The major El Nino of 2015/16 brought significantly less precipitation to California than previous events of comparable strength, much to the disappointment of residents suffering through the state's fourth consecutive year of severe drought. Here, California's weak precipitation in 2015/16 relative to previous major El Nino events is investigated within a 40-member ensemble of atmosphere-only simulations run with historical sea surface temperatures (SSTs) and constant radiative forcing. The simulations reveal significant differences in both California precipitation and the large-scale atmospheric circulation between 2015/16 and previous strong El Nino events, which are similar to (albeit weaker than) the differences found in observations. Principal component analysis indicates that these ensemble-mean differences were likely related to a pattern of tropical SST variability with a strong signal in the Indian Ocean and western Pacific and a weaker signal in the eastern equatorial Pacific and subtropical North Atlantic. This SST pattern was missed by the majority of forecast models, which could partly explain their erroneous predictions of above-average precipitation in California in 2015/16.

Tomita, H, Xie SP, Tokinaga H, Kawai Y.  2013.  Cloud response to the meandering Kuroshio extension front. Journal of Climate. 26:9393-9398.   10.1175/jcli-d-13-00133.1   AbstractWebsite

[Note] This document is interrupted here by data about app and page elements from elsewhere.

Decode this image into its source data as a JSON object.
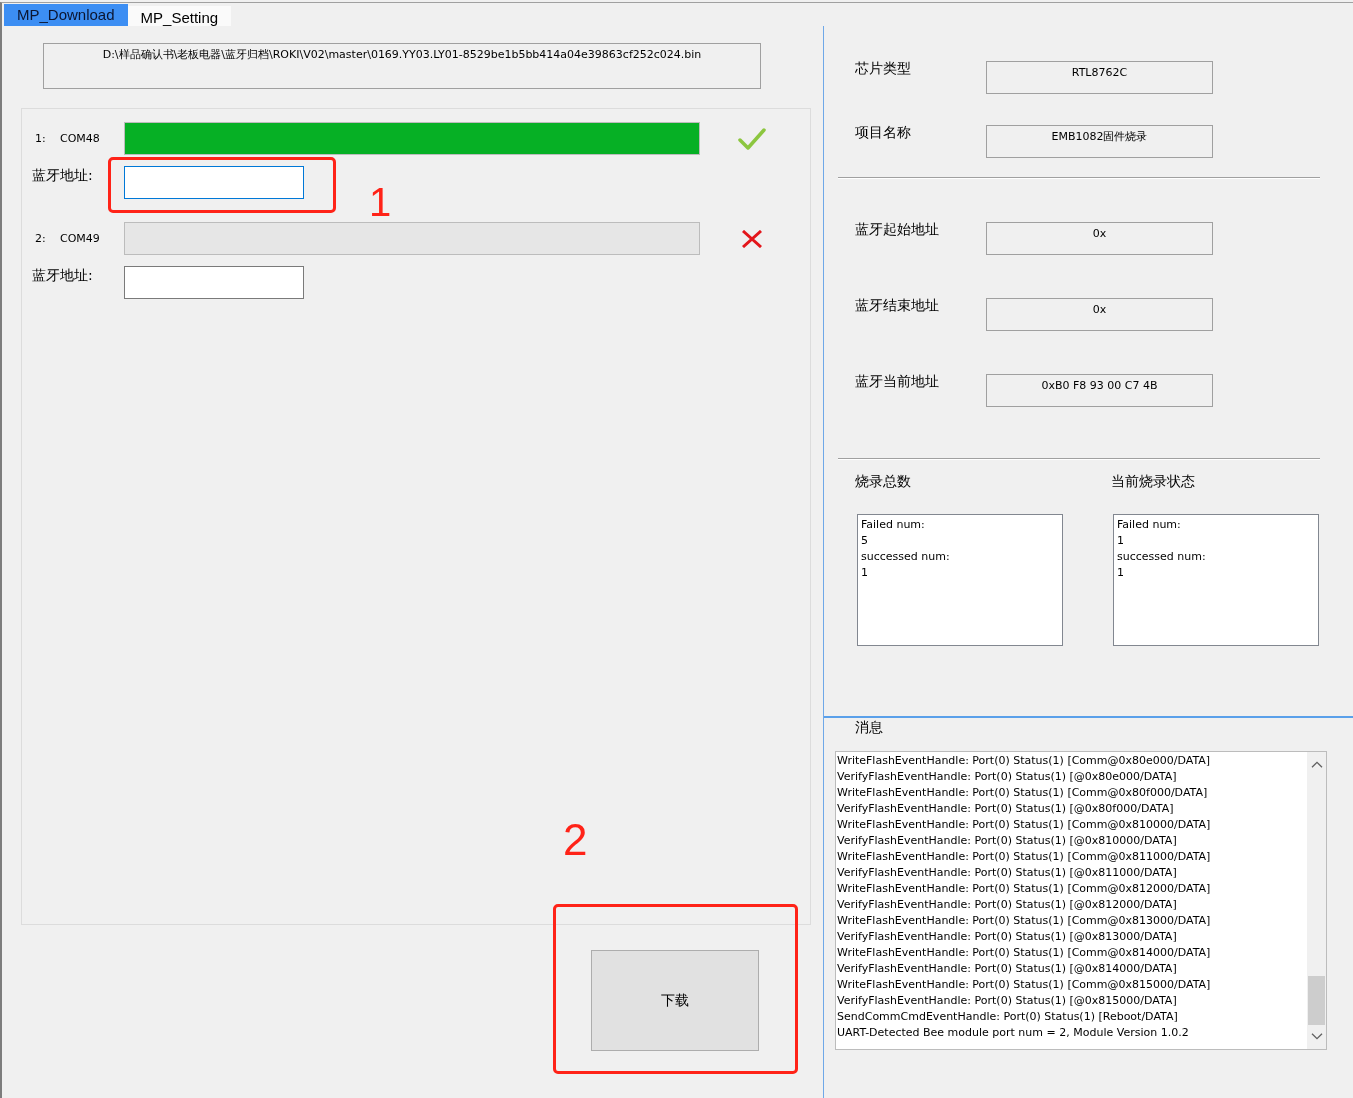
{
  "tabs": [
    {
      "label": "MP_Download",
      "selected": true
    },
    {
      "label": "MP_Setting",
      "selected": false
    }
  ],
  "file_path": "D:\\样品确认书\\老板电器\\蓝牙归档\\ROKI\\V02\\master\\0169.YY03.LY01-8529be1b5bb414a04e39863cf252c024.bin",
  "ports": [
    {
      "number": "1:",
      "name": "COM48",
      "level": 1,
      "passed": true,
      "address_label": "蓝牙地址:",
      "address_focused": true,
      "address_annotation": "1"
    },
    {
      "number": "2:",
      "name": "COM49",
      "level": 0,
      "passed": false,
      "address_label": "蓝牙地址:",
      "address_focused": false
    }
  ],
  "download_button": {
    "label": "下载",
    "annotation": "2"
  },
  "info_groups": [
    {
      "fields": [
        {
          "label": "芯片类型",
          "value": "RTL8762C"
        },
        {
          "label": "项目名称",
          "value": "EMB1082固件烧录"
        }
      ]
    },
    {
      "fields": [
        {
          "label": "蓝牙起始地址",
          "value": "0x"
        },
        {
          "label": "蓝牙结束地址",
          "value": "0x"
        },
        {
          "label": "蓝牙当前地址",
          "value": "0xB0 F8 93 00 C7 4B"
        }
      ]
    }
  ],
  "counters": [
    {
      "title": "烧录总数",
      "lines": [
        "Failed num:",
        "5",
        "successed num:",
        "1"
      ]
    },
    {
      "title": "当前烧录状态",
      "lines": [
        "Failed num:",
        "1",
        "successed num:",
        "1"
      ]
    }
  ],
  "messages": {
    "title": "消息",
    "lines": [
      "WriteFlashEventHandle: Port(0) Status(1) [Comm@0x80e000/DATA]",
      "VerifyFlashEventHandle: Port(0) Status(1) [@0x80e000/DATA]",
      "WriteFlashEventHandle: Port(0) Status(1) [Comm@0x80f000/DATA]",
      "VerifyFlashEventHandle: Port(0) Status(1) [@0x80f000/DATA]",
      "WriteFlashEventHandle: Port(0) Status(1) [Comm@0x810000/DATA]",
      "VerifyFlashEventHandle: Port(0) Status(1) [@0x810000/DATA]",
      "WriteFlashEventHandle: Port(0) Status(1) [Comm@0x811000/DATA]",
      "VerifyFlashEventHandle: Port(0) Status(1) [@0x811000/DATA]",
      "WriteFlashEventHandle: Port(0) Status(1) [Comm@0x812000/DATA]",
      "VerifyFlashEventHandle: Port(0) Status(1) [@0x812000/DATA]",
      "WriteFlashEventHandle: Port(0) Status(1) [Comm@0x813000/DATA]",
      "VerifyFlashEventHandle: Port(0) Status(1) [@0x813000/DATA]",
      "WriteFlashEventHandle: Port(0) Status(1) [Comm@0x814000/DATA]",
      "VerifyFlashEventHandle: Port(0) Status(1) [@0x814000/DATA]",
      "WriteFlashEventHandle: Port(0) Status(1) [Comm@0x815000/DATA]",
      "VerifyFlashEventHandle: Port(0) Status(1) [@0x815000/DATA]",
      "SendCommCmdEventHandle: Port(0) Status(1) [Reboot/DATA]",
      "UART-Detected Bee module port num = 2, Module Version 1.0.2"
    ]
  }
}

A unique set of observations on board research vessel (R/V) Mirai in April 2010 captured a striking cloud hole over a cold meander of the Kuroshio Extension (KE) east of Japan as corroborated by atmospheric soundings, ceilometer, shipboard radiation data, and satellite cloud images. Distinct differences were also observed between the warm meander farther to the north and warm water south of the KE. The atmosphere is highly unstable over the warm meander, promoting a well-mixed marine atmospheric boundary layer (MABL) and a layer of solid stratocumulus clouds capped by a strong inversion. Over the warm water south of the KE, MABL deepens and is decoupled from the ocean surface. Scattered cumulus clouds develop as captured by rapid variations in ceilometer-derived cloud base. The results show that the meandering KE front affects the entire MABL and the clouds. Such atmospheric response can potentially intensify the baroclinicity in the lower atmosphere.